§ **WORK INSTRUCTION**
Look through the material and copy each line holding "JSON".

§ **DATASET RECORDS**

------------------------------------

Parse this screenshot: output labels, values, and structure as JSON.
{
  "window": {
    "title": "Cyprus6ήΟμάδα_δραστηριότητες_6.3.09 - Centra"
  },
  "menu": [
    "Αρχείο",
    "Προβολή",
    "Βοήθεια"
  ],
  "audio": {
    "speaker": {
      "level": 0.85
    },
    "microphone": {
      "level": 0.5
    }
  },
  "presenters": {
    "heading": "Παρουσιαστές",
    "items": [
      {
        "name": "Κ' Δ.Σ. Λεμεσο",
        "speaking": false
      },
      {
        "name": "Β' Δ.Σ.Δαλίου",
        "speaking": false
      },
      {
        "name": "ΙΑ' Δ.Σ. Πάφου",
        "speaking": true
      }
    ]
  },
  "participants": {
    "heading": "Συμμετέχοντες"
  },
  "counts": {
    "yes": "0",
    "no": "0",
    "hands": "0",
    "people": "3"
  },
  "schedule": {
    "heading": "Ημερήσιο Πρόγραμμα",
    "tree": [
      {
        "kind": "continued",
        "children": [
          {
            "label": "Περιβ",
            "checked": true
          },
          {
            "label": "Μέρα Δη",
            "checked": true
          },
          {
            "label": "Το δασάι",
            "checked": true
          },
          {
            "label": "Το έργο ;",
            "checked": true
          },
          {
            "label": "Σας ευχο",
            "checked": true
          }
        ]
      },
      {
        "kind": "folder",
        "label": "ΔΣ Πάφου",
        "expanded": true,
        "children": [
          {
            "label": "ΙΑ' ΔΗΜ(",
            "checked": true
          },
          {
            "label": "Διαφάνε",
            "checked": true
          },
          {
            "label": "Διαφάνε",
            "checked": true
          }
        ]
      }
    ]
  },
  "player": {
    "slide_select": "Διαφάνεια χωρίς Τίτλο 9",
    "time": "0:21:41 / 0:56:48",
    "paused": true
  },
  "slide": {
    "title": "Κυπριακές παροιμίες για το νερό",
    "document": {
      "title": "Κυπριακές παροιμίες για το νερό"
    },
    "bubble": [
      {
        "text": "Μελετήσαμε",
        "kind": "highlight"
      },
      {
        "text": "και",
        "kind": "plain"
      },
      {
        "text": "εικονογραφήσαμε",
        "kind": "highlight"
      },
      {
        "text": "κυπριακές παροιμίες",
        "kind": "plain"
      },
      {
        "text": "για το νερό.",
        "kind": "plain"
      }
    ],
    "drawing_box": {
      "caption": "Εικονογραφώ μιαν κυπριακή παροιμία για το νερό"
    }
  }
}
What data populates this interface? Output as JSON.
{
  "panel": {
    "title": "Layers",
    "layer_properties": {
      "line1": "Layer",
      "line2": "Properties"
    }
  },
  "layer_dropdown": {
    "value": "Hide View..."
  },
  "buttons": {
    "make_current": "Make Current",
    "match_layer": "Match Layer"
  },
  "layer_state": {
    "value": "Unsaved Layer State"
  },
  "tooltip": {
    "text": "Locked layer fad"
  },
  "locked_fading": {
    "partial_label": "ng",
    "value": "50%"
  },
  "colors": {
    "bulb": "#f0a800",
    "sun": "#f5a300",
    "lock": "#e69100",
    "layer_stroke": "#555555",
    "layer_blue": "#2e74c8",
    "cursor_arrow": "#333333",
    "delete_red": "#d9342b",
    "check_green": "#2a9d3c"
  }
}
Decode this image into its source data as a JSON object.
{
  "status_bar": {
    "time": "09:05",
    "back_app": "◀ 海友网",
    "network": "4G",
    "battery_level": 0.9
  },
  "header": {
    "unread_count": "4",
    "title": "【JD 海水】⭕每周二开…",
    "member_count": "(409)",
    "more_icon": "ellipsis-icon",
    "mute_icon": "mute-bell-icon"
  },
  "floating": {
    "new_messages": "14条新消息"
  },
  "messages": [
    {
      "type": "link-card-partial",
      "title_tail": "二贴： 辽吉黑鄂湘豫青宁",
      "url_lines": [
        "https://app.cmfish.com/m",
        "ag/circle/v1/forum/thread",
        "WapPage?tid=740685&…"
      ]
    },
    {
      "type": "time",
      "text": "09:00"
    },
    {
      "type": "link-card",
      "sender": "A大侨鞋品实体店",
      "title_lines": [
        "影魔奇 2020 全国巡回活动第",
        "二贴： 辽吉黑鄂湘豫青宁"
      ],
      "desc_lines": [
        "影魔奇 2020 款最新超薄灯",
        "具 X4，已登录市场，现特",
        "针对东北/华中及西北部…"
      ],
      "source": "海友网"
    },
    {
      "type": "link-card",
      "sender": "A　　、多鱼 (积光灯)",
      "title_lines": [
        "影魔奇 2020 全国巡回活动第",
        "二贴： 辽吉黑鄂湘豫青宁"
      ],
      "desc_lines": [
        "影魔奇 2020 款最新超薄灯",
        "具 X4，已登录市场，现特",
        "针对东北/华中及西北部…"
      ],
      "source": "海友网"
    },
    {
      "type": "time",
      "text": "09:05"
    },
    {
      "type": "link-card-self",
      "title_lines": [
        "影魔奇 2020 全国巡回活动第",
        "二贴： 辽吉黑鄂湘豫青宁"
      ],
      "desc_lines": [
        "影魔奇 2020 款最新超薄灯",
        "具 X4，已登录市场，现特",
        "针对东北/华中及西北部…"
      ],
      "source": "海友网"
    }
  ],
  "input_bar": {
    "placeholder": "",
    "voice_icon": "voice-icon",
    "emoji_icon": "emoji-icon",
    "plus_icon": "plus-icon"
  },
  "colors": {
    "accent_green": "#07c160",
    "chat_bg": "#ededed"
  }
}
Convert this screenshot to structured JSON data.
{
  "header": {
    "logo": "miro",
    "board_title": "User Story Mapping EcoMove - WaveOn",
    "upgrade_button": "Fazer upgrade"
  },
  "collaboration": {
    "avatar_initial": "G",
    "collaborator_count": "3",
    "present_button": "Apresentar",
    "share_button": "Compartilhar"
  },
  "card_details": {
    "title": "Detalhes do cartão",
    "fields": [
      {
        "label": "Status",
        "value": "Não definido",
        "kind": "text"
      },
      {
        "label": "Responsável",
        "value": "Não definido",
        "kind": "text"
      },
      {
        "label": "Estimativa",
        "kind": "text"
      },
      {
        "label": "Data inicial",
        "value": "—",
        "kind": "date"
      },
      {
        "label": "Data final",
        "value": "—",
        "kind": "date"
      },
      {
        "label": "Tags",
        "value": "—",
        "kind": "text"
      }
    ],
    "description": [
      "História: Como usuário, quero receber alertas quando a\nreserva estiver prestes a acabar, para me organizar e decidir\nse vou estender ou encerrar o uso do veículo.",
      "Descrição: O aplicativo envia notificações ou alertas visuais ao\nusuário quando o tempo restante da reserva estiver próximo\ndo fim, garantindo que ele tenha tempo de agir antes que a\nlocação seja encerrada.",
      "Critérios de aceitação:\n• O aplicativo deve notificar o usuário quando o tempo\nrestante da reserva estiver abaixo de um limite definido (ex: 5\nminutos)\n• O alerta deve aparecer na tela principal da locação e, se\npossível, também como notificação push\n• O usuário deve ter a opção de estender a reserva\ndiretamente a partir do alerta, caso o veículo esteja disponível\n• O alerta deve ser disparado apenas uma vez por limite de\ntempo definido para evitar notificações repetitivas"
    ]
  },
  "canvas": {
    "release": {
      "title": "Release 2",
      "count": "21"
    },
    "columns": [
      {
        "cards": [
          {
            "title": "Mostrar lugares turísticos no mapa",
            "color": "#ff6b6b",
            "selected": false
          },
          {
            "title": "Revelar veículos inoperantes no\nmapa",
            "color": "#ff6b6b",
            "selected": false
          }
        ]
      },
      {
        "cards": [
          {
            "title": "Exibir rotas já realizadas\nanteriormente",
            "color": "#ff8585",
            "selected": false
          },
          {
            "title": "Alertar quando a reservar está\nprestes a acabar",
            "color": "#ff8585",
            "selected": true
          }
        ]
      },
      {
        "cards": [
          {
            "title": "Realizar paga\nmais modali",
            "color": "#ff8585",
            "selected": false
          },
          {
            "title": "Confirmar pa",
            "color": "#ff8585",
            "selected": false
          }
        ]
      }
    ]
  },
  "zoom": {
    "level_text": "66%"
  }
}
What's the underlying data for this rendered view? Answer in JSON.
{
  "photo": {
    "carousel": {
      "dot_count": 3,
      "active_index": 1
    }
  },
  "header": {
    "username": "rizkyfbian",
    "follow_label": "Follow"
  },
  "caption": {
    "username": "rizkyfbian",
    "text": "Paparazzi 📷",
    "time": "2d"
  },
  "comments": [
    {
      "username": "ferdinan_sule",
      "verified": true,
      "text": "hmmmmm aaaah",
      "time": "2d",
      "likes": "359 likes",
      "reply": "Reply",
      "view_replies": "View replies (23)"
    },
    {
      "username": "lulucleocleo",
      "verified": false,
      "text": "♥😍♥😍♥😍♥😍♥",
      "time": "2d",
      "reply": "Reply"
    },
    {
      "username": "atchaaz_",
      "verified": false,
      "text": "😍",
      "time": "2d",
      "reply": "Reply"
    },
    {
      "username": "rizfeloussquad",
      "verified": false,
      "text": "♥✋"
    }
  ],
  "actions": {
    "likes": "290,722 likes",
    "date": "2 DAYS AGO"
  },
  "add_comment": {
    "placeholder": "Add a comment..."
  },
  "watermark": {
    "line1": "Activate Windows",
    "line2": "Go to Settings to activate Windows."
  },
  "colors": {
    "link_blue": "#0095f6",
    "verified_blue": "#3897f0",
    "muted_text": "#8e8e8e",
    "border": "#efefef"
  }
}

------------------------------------

§ **SOLVED PROBLEM**
Parse this screenshot: output labels, values, and structure as JSON.
What data populates this interface? Output as JSON.
Decode this image into its source data as a JSON object.
Convert this screenshot to structured JSON data.
What's the underlying data for this rendered view? Answer in JSON.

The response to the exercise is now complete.